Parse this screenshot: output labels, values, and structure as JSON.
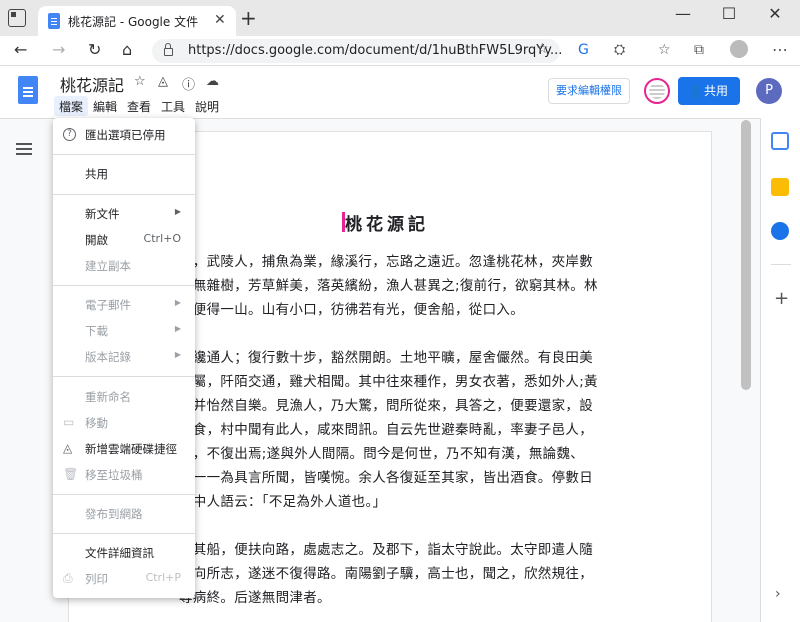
{
  "browser": {
    "tab_title": "桃花源記 - Google 文件",
    "tab_close": "✕",
    "new_tab": "+",
    "url": "https://docs.google.com/document/d/1huBthFW5L9rqYy...",
    "minimize": "—",
    "maximize": "☐",
    "close": "✕",
    "back": "←",
    "forward": "→",
    "reload": "↻",
    "home": "⌂"
  },
  "doc": {
    "title": "桃花源記",
    "menu": [
      "檔案",
      "編輯",
      "查看",
      "工具",
      "說明"
    ],
    "request_edit": "要求編輯權限",
    "share_label": "共用",
    "profile_initial": "P"
  },
  "content": {
    "heading": "桃花源記",
    "lines": [
      "中，武陵人，捕魚為業，緣溪行，忘路之遠近。忽逢桃花林，夾岸數",
      "中無雜樹，芳草鮮美，落英繽紛，漁人甚異之;復前行，欲窮其林。林",
      "，便得一山。山有小口，彷彿若有光，便舍船，從口入。",
      "",
      "，纔通人；復行數十步，豁然開朗。土地平曠，屋舍儼然。有良田美",
      "之屬，阡陌交通，雞犬相聞。其中往來種作，男女衣著，悉如外人;黃",
      "，并怡然自樂。見漁人，乃大驚，問所從來，具答之，便要還家，設",
      "作食，村中聞有此人，咸來問訊。自云先世避秦時亂，率妻子邑人，",
      "境，不復出焉;遂與外人間隔。問今是何世，乃不知有漢，無論魏、",
      "人一一為具言所聞，皆嘆惋。余人各復延至其家，皆出酒食。停數日",
      "此中人語云：「不足為外人道也。」",
      "",
      "得其船，便扶向路，處處志之。及郡下，詣太守說此。太守即遣人隨",
      "尋向所志，遂迷不復得路。南陽劉子驥，高士也，聞之，欣然規往，",
      "尋病終。后遂無問津者。"
    ]
  },
  "file_menu": {
    "items": [
      {
        "label": "匯出選項已停用",
        "icon": "?",
        "disabled": false
      },
      {
        "label": "共用",
        "disabled": false
      },
      {
        "label": "新文件",
        "arrow": "▶",
        "disabled": false
      },
      {
        "label": "開啟",
        "shortcut": "Ctrl+O",
        "disabled": false
      },
      {
        "label": "建立副本",
        "disabled": true
      },
      {
        "label": "電子郵件",
        "arrow": "▶",
        "disabled": true
      },
      {
        "label": "下載",
        "arrow": "▶",
        "disabled": true
      },
      {
        "label": "版本記錄",
        "arrow": "▶",
        "disabled": true
      },
      {
        "label": "重新命名",
        "disabled": true
      },
      {
        "label": "移動",
        "icon": "▭",
        "disabled": true
      },
      {
        "label": "新增雲端硬碟捷徑",
        "icon": "◬",
        "disabled": false
      },
      {
        "label": "移至垃圾桶",
        "icon": "🗑",
        "disabled": true
      },
      {
        "label": "發布到網路",
        "disabled": true
      },
      {
        "label": "文件詳細資訊",
        "disabled": false
      },
      {
        "label": "列印",
        "icon": "⎙",
        "shortcut": "Ctrl+P",
        "disabled": true
      }
    ]
  },
  "colors": {
    "accent": "#1a73e8",
    "docs_blue": "#4285f4",
    "profile": "#5c6bc0"
  }
}
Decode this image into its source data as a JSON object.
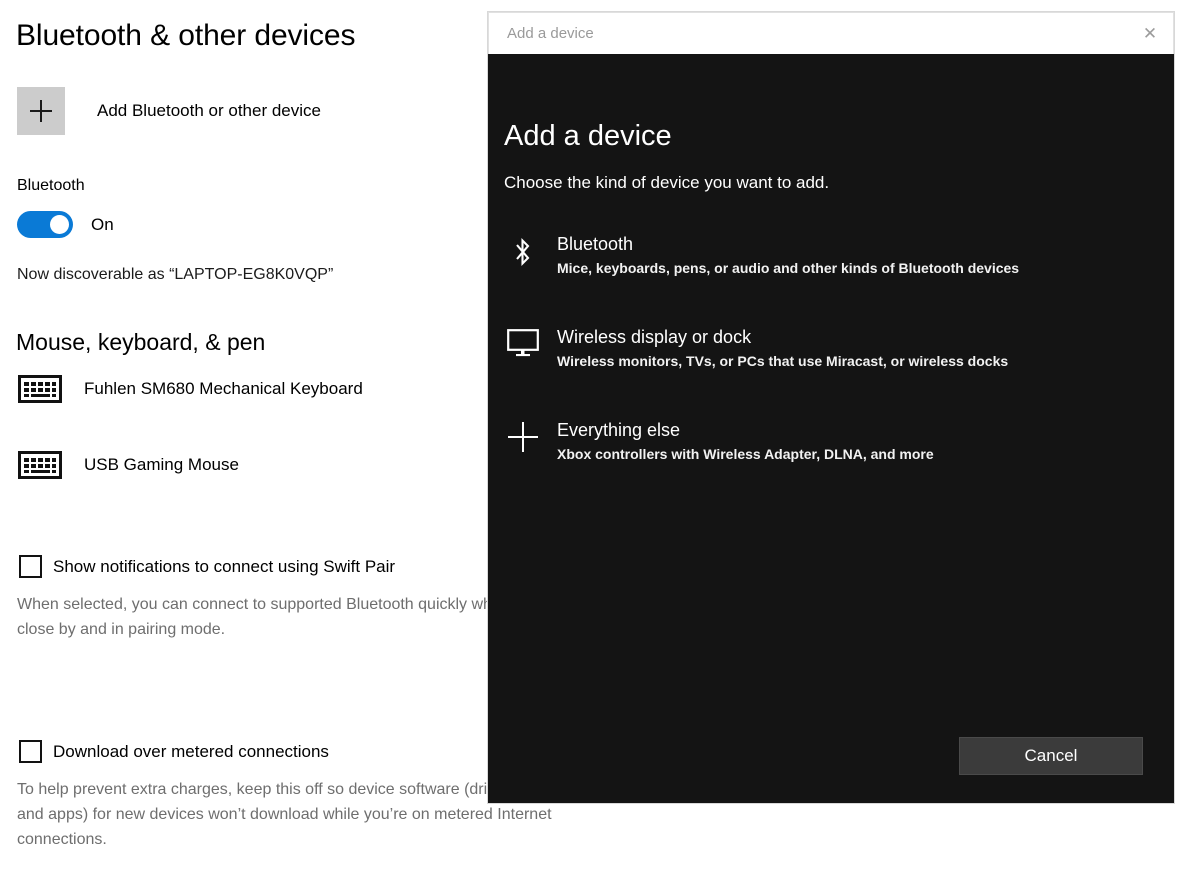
{
  "settings": {
    "page_title": "Bluetooth & other devices",
    "add_device": {
      "label": "Add Bluetooth or other device",
      "icon": "plus-icon"
    },
    "bluetooth": {
      "section_label": "Bluetooth",
      "toggle_state": "On",
      "discoverable": "Now discoverable as “LAPTOP-EG8K0VQP”"
    },
    "mouse_keyboard_pen": {
      "heading": "Mouse, keyboard, & pen",
      "devices": [
        {
          "name": "Fuhlen SM680 Mechanical Keyboard",
          "icon": "keyboard-icon"
        },
        {
          "name": "USB Gaming Mouse",
          "icon": "keyboard-icon"
        }
      ]
    },
    "options": [
      {
        "label": "Show notifications to connect using Swift Pair",
        "checked": false,
        "help": "When selected, you can connect to supported Bluetooth quickly when they're close by and in pairing mode."
      },
      {
        "label": "Download over metered connections",
        "checked": false,
        "help": "To help prevent extra charges, keep this off so device software (drivers, info, and apps) for new devices won’t download while you’re on metered Internet connections."
      }
    ]
  },
  "dialog": {
    "titlebar_text": "Add a device",
    "close_icon": "close-icon",
    "heading": "Add a device",
    "subheading": "Choose the kind of device you want to add.",
    "device_types": [
      {
        "title": "Bluetooth",
        "description": "Mice, keyboards, pens, or audio and other kinds of Bluetooth devices",
        "icon": "bluetooth-icon"
      },
      {
        "title": "Wireless display or dock",
        "description": "Wireless monitors, TVs, or PCs that use Miracast, or wireless docks",
        "icon": "monitor-icon"
      },
      {
        "title": "Everything else",
        "description": "Xbox controllers with Wireless Adapter, DLNA, and more",
        "icon": "plus-icon"
      }
    ],
    "cancel_label": "Cancel"
  },
  "colors": {
    "accent_blue": "#0a7ad6",
    "dialog_bg": "#141414",
    "tile_gray": "#cccccc",
    "help_text": "#6e6e6e"
  }
}
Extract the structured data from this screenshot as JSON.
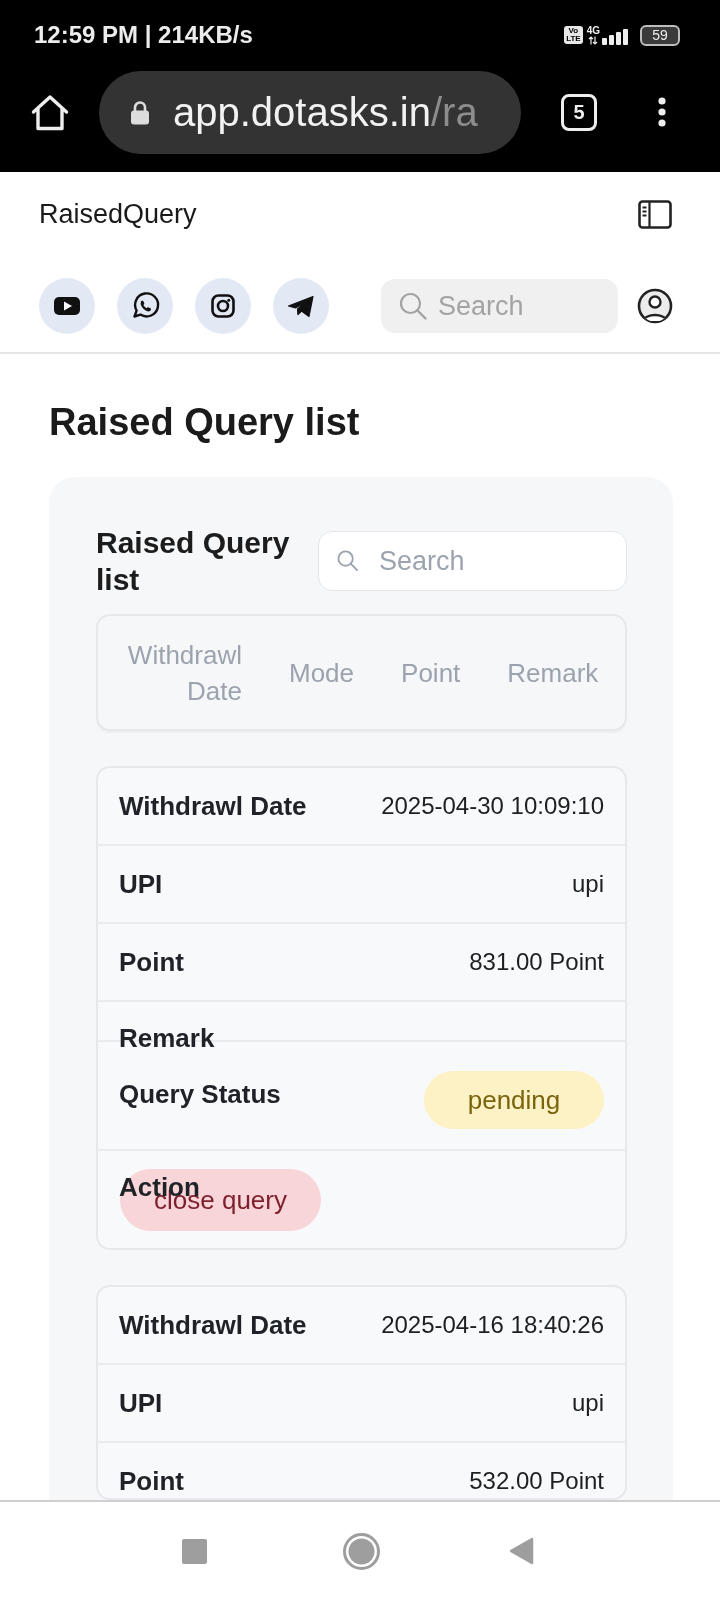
{
  "status_bar": {
    "time": "12:59 PM | 214KB/s",
    "volte": [
      "Vo",
      "LTE"
    ],
    "network": "4G",
    "battery": "59"
  },
  "browser": {
    "address": {
      "host": "app.dotasks.in",
      "path": "/ra"
    },
    "tab_count": "5"
  },
  "app_bar": {
    "title": "RaisedQuery"
  },
  "header": {
    "social_links": [
      {
        "kind": "video"
      },
      {
        "kind": "chat"
      },
      {
        "kind": "camera"
      },
      {
        "kind": "send"
      }
    ],
    "search": {
      "placeholder": "Search"
    }
  },
  "page": {
    "title": "Raised Query list"
  },
  "panel": {
    "title": "Raised Query list",
    "search": {
      "placeholder": "Search"
    },
    "columns": [
      "Withdrawl Date",
      "Mode",
      "Point",
      "Remark"
    ],
    "records": [
      {
        "fields": [
          {
            "kind": "text",
            "label": "Withdrawl Date",
            "value": "2025-04-30 10:09:10"
          },
          {
            "kind": "text",
            "label": "UPI",
            "value": "upi"
          },
          {
            "kind": "text",
            "label": "Point",
            "value": "831.00 Point"
          },
          {
            "kind": "blank",
            "label": "Remark"
          },
          {
            "kind": "status",
            "label": "Query Status",
            "value": "pending"
          },
          {
            "kind": "action",
            "label": "Action",
            "value": "close query"
          }
        ]
      },
      {
        "fields": [
          {
            "kind": "text",
            "label": "Withdrawl Date",
            "value": "2025-04-16 18:40:26"
          },
          {
            "kind": "text",
            "label": "UPI",
            "value": "upi"
          },
          {
            "kind": "text",
            "label": "Point",
            "value": "532.00 Point"
          }
        ]
      }
    ]
  }
}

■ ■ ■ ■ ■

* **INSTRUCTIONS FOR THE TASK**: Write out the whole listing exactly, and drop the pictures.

* **ANSWER TO THIS PROBLEM**:
Parse this screenshot: output labels, values, and structure as JSON.
{
  "browser": {
    "tab_title": "桃花源記 - Google 文件",
    "tab_close": "✕",
    "new_tab": "+",
    "url": "https://docs.google.com/document/d/1huBthFW5L9rqYy...",
    "minimize": "—",
    "maximize": "☐",
    "close": "✕",
    "back": "←",
    "forward": "→",
    "reload": "↻",
    "home": "⌂"
  },
  "doc": {
    "title": "桃花源記",
    "menu": [
      "檔案",
      "編輯",
      "查看",
      "工具",
      "說明"
    ],
    "request_edit": "要求編輯權限",
    "share_label": "共用",
    "profile_initial": "P"
  },
  "content": {
    "heading": "桃花源記",
    "lines": [
      "中，武陵人，捕魚為業，緣溪行，忘路之遠近。忽逢桃花林，夾岸數",
      "中無雜樹，芳草鮮美，落英繽紛，漁人甚異之;復前行，欲窮其林。林",
      "，便得一山。山有小口，彷彿若有光，便舍船，從口入。",
      "",
      "，纔通人；復行數十步，豁然開朗。土地平曠，屋舍儼然。有良田美",
      "之屬，阡陌交通，雞犬相聞。其中往來種作，男女衣著，悉如外人;黃",
      "，并怡然自樂。見漁人，乃大驚，問所從來，具答之，便要還家，設",
      "作食，村中聞有此人，咸來問訊。自云先世避秦時亂，率妻子邑人，",
      "境，不復出焉;遂與外人間隔。問今是何世，乃不知有漢，無論魏、",
      "人一一為具言所聞，皆嘆惋。余人各復延至其家，皆出酒食。停數日",
      "此中人語云：「不足為外人道也。」",
      "",
      "得其船，便扶向路，處處志之。及郡下，詣太守說此。太守即遣人隨",
      "尋向所志，遂迷不復得路。南陽劉子驥，高士也，聞之，欣然規往，",
      "尋病終。后遂無問津者。"
    ]
  },
  "file_menu": {
    "items": [
      {
        "label": "匯出選項已停用",
        "icon": "?",
        "disabled": false
      },
      {
        "label": "共用",
        "disabled": false
      },
      {
        "label": "新文件",
        "arrow": "▶",
        "disabled": false
      },
      {
        "label": "開啟",
        "shortcut": "Ctrl+O",
        "disabled": false
      },
      {
        "label": "建立副本",
        "disabled": true
      },
      {
        "label": "電子郵件",
        "arrow": "▶",
        "disabled": true
      },
      {
        "label": "下載",
        "arrow": "▶",
        "disabled": true
      },
      {
        "label": "版本記錄",
        "arrow": "▶",
        "disabled": true
      },
      {
        "label": "重新命名",
        "disabled": true
      },
      {
        "label": "移動",
        "icon": "▭",
        "disabled": true
      },
      {
        "label": "新增雲端硬碟捷徑",
        "icon": "◬",
        "disabled": false
      },
      {
        "label": "移至垃圾桶",
        "icon": "🗑",
        "disabled": true
      },
      {
        "label": "發布到網路",
        "disabled": true
      },
      {
        "label": "文件詳細資訊",
        "disabled": false
      },
      {
        "label": "列印",
        "icon": "⎙",
        "shortcut": "Ctrl+P",
        "disabled": true
      }
    ]
  },
  "colors": {
    "accent": "#1a73e8",
    "docs_blue": "#4285f4",
    "profile": "#5c6bc0"
  }
}
Decode this image into its source data as a JSON object.
{
  "settings": {
    "page_title": "Bluetooth & other devices",
    "add_device": {
      "label": "Add Bluetooth or other device",
      "icon": "plus-icon"
    },
    "bluetooth": {
      "section_label": "Bluetooth",
      "toggle_state": "On",
      "discoverable": "Now discoverable as “LAPTOP-EG8K0VQP”"
    },
    "mouse_keyboard_pen": {
      "heading": "Mouse, keyboard, & pen",
      "devices": [
        {
          "name": "Fuhlen SM680 Mechanical Keyboard",
          "icon": "keyboard-icon"
        },
        {
          "name": "USB Gaming Mouse",
          "icon": "keyboard-icon"
        }
      ]
    },
    "options": [
      {
        "label": "Show notifications to connect using Swift Pair",
        "checked": false,
        "help": "When selected, you can connect to supported Bluetooth quickly when they're close by and in pairing mode."
      },
      {
        "label": "Download over metered connections",
        "checked": false,
        "help": "To help prevent extra charges, keep this off so device software (drivers, info, and apps) for new devices won’t download while you’re on metered Internet connections."
      }
    ]
  },
  "dialog": {
    "titlebar_text": "Add a device",
    "close_icon": "close-icon",
    "heading": "Add a device",
    "subheading": "Choose the kind of device you want to add.",
    "device_types": [
      {
        "title": "Bluetooth",
        "description": "Mice, keyboards, pens, or audio and other kinds of Bluetooth devices",
        "icon": "bluetooth-icon"
      },
      {
        "title": "Wireless display or dock",
        "description": "Wireless monitors, TVs, or PCs that use Miracast, or wireless docks",
        "icon": "monitor-icon"
      },
      {
        "title": "Everything else",
        "description": "Xbox controllers with Wireless Adapter, DLNA, and more",
        "icon": "plus-icon"
      }
    ],
    "cancel_label": "Cancel"
  },
  "colors": {
    "accent_blue": "#0a7ad6",
    "dialog_bg": "#141414",
    "tile_gray": "#cccccc",
    "help_text": "#6e6e6e"
  }
}
Extract the structured data from this screenshot as JSON.
{
  "status_bar": {
    "time": "12:59 PM | 214KB/s",
    "volte": [
      "Vo",
      "LTE"
    ],
    "network": "4G",
    "battery": "59"
  },
  "browser": {
    "address": {
      "host": "app.dotasks.in",
      "path": "/ra"
    },
    "tab_count": "5"
  },
  "app_bar": {
    "title": "RaisedQuery"
  },
  "header": {
    "social_links": [
      {
        "kind": "video"
      },
      {
        "kind": "chat"
      },
      {
        "kind": "camera"
      },
      {
        "kind": "send"
      }
    ],
    "search": {
      "placeholder": "Search"
    }
  },
  "page": {
    "title": "Raised Query list"
  },
  "panel": {
    "title": "Raised Query list",
    "search": {
      "placeholder": "Search"
    },
    "columns": [
      "Withdrawl Date",
      "Mode",
      "Point",
      "Remark"
    ],
    "records": [
      {
        "fields": [
          {
            "kind": "text",
            "label": "Withdrawl Date",
            "value": "2025-04-30 10:09:10"
          },
          {
            "kind": "text",
            "label": "UPI",
            "value": "upi"
          },
          {
            "kind": "text",
            "label": "Point",
            "value": "831.00 Point"
          },
          {
            "kind": "blank",
            "label": "Remark"
          },
          {
            "kind": "status",
            "label": "Query Status",
            "value": "pending"
          },
          {
            "kind": "action",
            "label": "Action",
            "value": "close query"
          }
        ]
      },
      {
        "fields": [
          {
            "kind": "text",
            "label": "Withdrawl Date",
            "value": "2025-04-16 18:40:26"
          },
          {
            "kind": "text",
            "label": "UPI",
            "value": "upi"
          },
          {
            "kind": "text",
            "label": "Point",
            "value": "532.00 Point"
          }
        ]
      }
    ]
  }
}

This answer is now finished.